According to a recent assessment by Wood Mackenzie’s Asset Risk Index (ARI) Service, Latin American governments are moving beyond resource nationalism and towards resource maximization. By taking a more holistic view of the oil and gas industry, governments are focusing in maximizing value via employment generation and industrialisation, coupled with higher revenues for expanding oil and gas output.
RoseAnne Franco, Country & Asset Risk Manager for Wood Mackenzie, commented: “States are also signaling more pragmatism regarding local content requirements and more receptiveness to foreign investment. While national oil companies (NOCs) will continue to play an important role in the industry, governments are also demanding more transparency and accountability”.
Mexico and Argentina, two of the region’s most strident resource nationalistic countries, have introduced reform and incentives over the last 18 months.
President Enrique Pena Nieto has passed ambitious energy reform that liberalises the oil and gas sector.
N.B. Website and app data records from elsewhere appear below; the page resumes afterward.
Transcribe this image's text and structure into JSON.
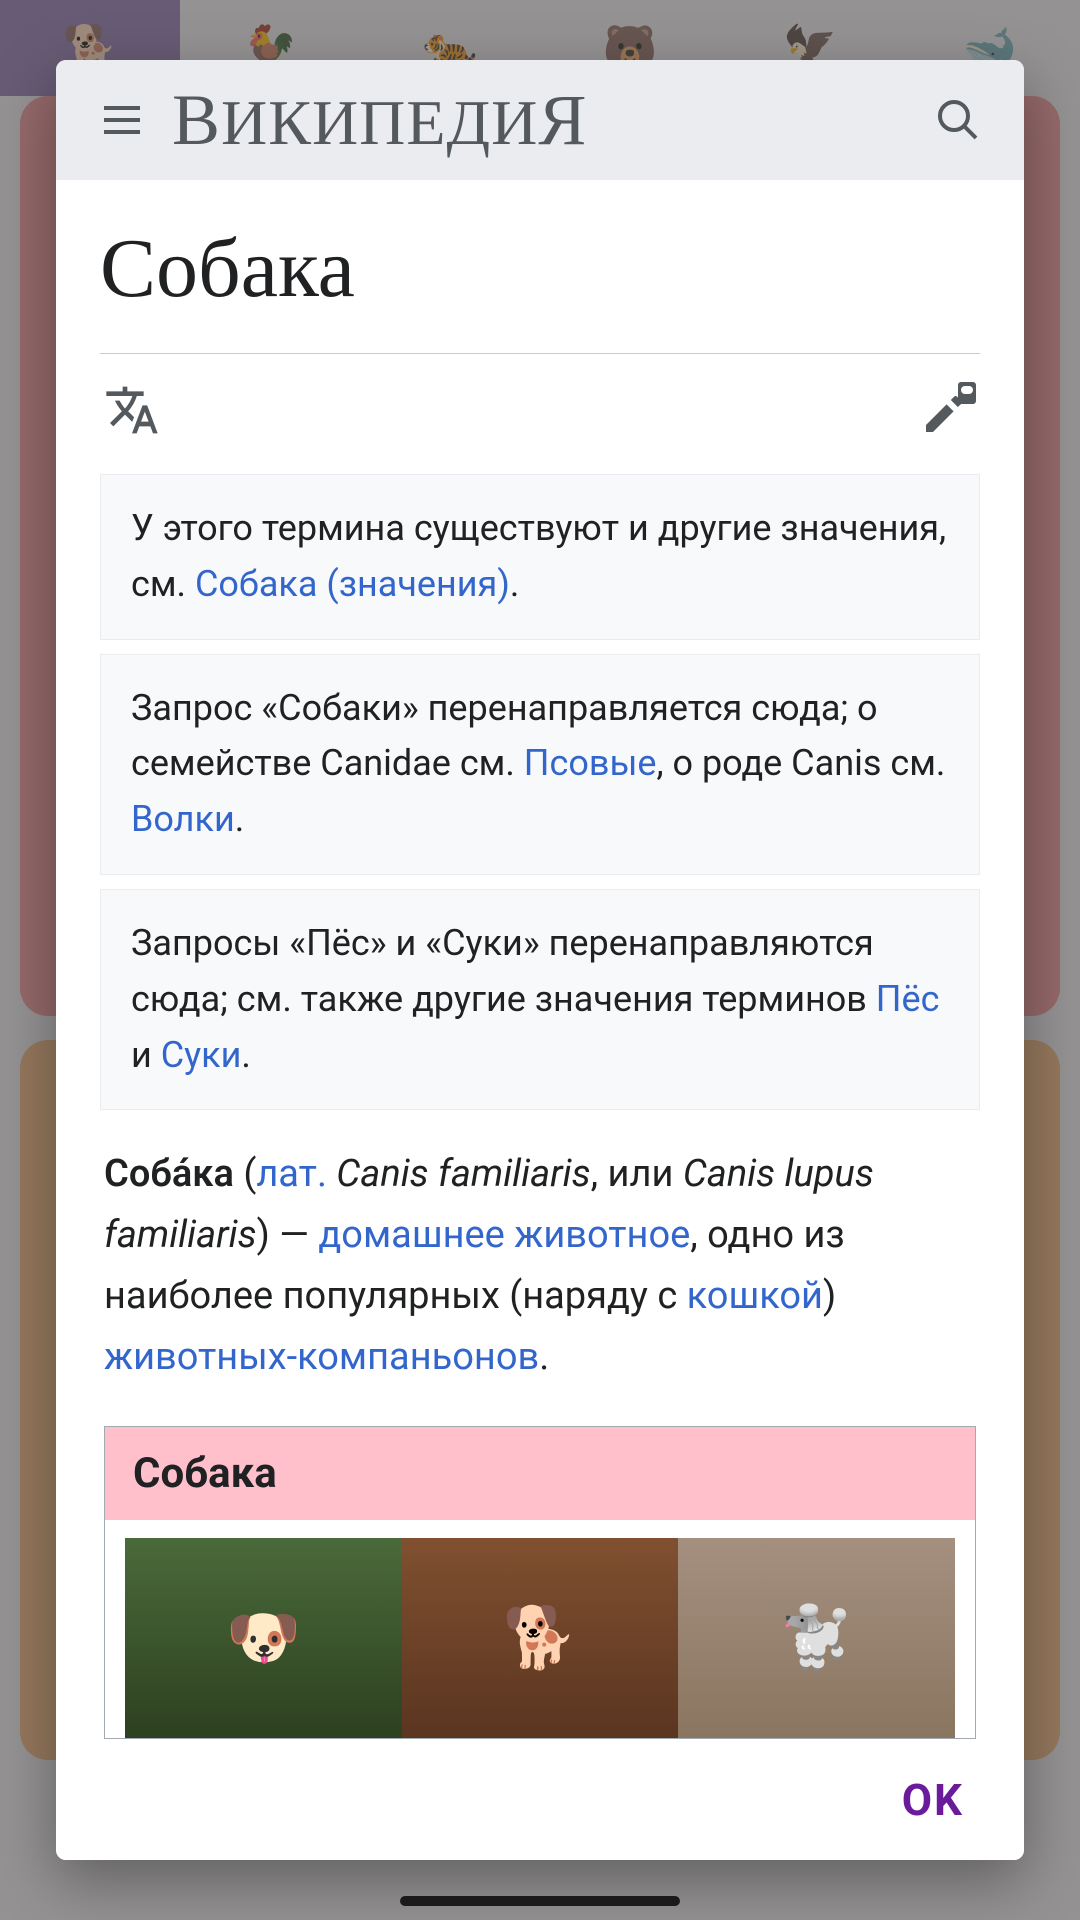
{
  "background": {
    "tabs": [
      "🐕",
      "🐓",
      "🐅",
      "🐻",
      "🦅",
      "🐋"
    ],
    "active_tab": 0
  },
  "wiki": {
    "site_name_html": "ВикипедиЯ",
    "site_name_parts": {
      "a": "В",
      "b": "ИКИПЕДИ",
      "c": "Я"
    },
    "article_title": "Собака",
    "disambig_boxes": [
      {
        "pre": "У этого термина существуют и другие значения, см. ",
        "link": "Собака (значения)",
        "post": "."
      },
      {
        "text_parts": [
          "Запрос «Собаки» перенаправляется сюда; о семействе Canidae см. ",
          {
            "link": "Псовые"
          },
          ", о роде Canis см. ",
          {
            "link": "Волки"
          },
          "."
        ]
      },
      {
        "text_parts": [
          "Запросы «Пёс» и «Суки» перенаправляются сюда; см. также другие значения терминов ",
          {
            "link": "Пёс"
          },
          " и ",
          {
            "link": "Суки"
          },
          "."
        ]
      }
    ],
    "lead": {
      "bold": "Соба́ка",
      "open": " (",
      "lat_link": "лат.",
      "italic1": " Canis familiaris",
      "mid1": ", или ",
      "italic2": "Canis lupus familiaris",
      "close": ") — ",
      "link1": "домашнее животное",
      "t1": ", одно из наиболее популярных (наряду с ",
      "link2": "кошкой",
      "t2": ") ",
      "link3": "животных-компаньонов",
      "t3": "."
    },
    "infobox_title": "Собака",
    "infobox_images": [
      "🐶",
      "🐕",
      "🐩"
    ]
  },
  "modal": {
    "ok_label": "OK"
  }
}
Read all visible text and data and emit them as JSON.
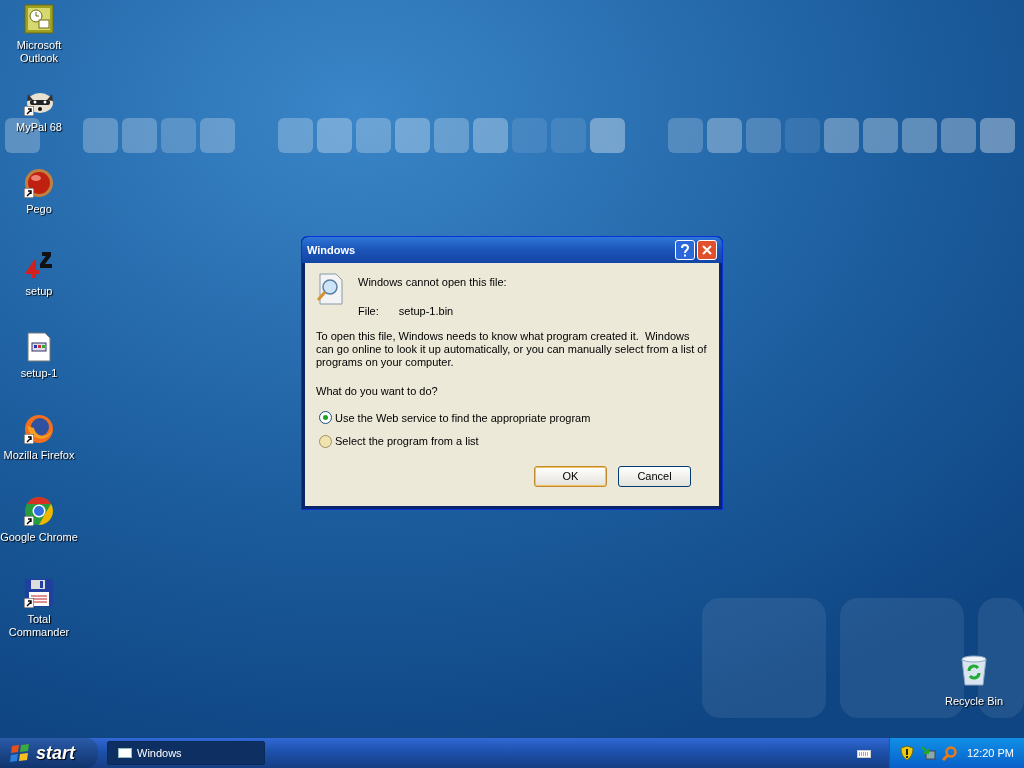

Discussion is currently underway over associated secondary legislation, which is anticipated to be completed before the next congressional ordinary session in September.
Franco said: “Mexico will offer a variety of opportunities – deepwater, tight oil, heavy oil and unconventional plays, among others. The first licensing round is expected in 2015. Wood Mackenzie forecasts Mexico’s risk environment will improve in the near term, but the increase in oil and gas activity will also likely raise risks over the forecast period”.
Wood Mackenzie highlights the re-nationalisation of YPF, the Argentinian national oil company, in May 2012 proved to be an inflection point.
“Within months of the nationalization, the government of President Cristina Fernandez de Kirchner was seeking to re-engage with the oil and gas industry. Over the last 18 months, the administration has introduced incentive programmes and critically reached resolution with Repsol over compensation for it nationalized interests”, explains Franco.
“Recent efforts have yielded early results with state-controlled YPF signing agreements with Chevron and Dow Chemical. In mid-2014, the Fernandez de Kirchner administration is discussion an expansion of E&P incentives.
“While there is a downside risk in the near term due to economic uncertainty and a possible default, Wood Mackenzie anticipated further improvement in Argentina’s risk environment over the forecast period. The velocity of the improving environment will be defined by the October 2015 presidential election”.
Adapted from a press release by Emma McAleavey.
Read the article online at: https://www.hydrocarbonengineering.com/gas-processing/28072014/latin-american-renaissance-1012/